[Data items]
Segment Open

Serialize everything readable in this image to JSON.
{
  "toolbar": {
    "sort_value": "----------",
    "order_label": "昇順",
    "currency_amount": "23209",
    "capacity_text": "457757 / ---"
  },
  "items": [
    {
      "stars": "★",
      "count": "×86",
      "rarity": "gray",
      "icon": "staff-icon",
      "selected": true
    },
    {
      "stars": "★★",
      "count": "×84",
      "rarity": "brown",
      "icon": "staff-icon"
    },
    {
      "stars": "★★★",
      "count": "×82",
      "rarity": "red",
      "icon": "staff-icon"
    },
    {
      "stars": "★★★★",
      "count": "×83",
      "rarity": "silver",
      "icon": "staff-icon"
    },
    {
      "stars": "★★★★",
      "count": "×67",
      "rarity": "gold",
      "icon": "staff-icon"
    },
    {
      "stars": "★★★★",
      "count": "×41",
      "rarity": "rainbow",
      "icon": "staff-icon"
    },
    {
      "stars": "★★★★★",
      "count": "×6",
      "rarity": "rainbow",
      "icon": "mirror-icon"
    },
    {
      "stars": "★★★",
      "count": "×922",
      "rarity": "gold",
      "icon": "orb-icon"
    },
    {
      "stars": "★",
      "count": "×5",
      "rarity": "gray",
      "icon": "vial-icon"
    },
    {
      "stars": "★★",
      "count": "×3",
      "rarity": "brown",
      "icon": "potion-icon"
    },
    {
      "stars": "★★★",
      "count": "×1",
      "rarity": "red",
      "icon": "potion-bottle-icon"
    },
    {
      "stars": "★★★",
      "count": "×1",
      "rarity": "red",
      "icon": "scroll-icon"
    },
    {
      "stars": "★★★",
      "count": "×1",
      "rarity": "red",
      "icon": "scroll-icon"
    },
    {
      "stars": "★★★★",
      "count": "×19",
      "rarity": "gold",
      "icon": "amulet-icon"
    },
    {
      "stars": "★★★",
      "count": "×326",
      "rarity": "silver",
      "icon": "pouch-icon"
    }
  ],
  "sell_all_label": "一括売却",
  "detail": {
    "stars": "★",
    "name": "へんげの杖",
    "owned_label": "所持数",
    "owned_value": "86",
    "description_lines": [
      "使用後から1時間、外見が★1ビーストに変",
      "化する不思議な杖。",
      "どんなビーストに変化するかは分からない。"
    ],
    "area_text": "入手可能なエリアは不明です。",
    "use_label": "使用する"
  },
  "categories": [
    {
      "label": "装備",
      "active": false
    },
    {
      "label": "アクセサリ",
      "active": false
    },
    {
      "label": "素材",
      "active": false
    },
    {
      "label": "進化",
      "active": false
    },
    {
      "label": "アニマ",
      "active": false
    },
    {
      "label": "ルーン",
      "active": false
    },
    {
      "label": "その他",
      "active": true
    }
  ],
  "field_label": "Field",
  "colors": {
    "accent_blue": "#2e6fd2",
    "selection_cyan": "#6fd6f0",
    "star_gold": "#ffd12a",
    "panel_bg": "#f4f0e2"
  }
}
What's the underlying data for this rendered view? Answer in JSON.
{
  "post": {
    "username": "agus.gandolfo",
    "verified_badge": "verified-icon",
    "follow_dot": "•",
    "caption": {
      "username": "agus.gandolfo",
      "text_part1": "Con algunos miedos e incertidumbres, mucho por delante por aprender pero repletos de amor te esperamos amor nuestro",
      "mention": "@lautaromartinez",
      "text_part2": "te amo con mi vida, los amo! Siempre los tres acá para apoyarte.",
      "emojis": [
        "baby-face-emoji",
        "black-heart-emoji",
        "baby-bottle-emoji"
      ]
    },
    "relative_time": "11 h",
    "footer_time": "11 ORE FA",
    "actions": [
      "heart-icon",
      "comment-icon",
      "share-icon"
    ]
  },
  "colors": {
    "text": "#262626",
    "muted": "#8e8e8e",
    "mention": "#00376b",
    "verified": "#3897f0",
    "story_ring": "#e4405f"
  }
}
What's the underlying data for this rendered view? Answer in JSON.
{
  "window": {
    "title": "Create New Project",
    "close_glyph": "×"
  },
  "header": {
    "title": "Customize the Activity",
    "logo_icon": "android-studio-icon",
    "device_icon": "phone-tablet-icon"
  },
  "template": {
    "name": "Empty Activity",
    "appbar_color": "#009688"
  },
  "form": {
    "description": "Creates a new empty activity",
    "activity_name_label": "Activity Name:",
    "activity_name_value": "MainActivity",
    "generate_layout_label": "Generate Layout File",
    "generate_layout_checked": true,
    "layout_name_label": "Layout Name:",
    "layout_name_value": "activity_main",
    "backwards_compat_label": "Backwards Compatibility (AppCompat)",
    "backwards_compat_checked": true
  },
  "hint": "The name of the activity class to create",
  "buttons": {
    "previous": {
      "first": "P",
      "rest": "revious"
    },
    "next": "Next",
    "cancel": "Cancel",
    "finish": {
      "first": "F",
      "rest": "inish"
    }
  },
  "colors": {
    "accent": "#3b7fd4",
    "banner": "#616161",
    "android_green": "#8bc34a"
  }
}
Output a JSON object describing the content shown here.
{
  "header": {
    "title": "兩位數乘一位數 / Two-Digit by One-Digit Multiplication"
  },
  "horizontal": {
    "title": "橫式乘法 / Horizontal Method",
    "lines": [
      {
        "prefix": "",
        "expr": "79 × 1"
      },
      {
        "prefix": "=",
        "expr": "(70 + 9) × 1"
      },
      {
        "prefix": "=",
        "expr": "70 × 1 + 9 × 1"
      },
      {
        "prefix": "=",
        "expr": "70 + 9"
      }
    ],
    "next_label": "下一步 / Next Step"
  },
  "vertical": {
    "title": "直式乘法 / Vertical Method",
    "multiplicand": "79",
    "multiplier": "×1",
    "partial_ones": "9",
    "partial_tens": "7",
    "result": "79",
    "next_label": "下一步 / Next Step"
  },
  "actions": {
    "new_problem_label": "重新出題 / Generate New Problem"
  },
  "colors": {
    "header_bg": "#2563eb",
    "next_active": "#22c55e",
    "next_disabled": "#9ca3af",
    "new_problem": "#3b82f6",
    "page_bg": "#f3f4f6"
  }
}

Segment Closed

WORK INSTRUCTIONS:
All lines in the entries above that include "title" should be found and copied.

TASK SOLUTION:
    "title": "Create New Project",
    "title": "Customize the Activity",
    "title": "兩位數乘一位數 / Two-Digit by One-Digit Multiplication"
    "title": "橫式乘法 / Horizontal Method",
    "title": "直式乘法 / Vertical Method",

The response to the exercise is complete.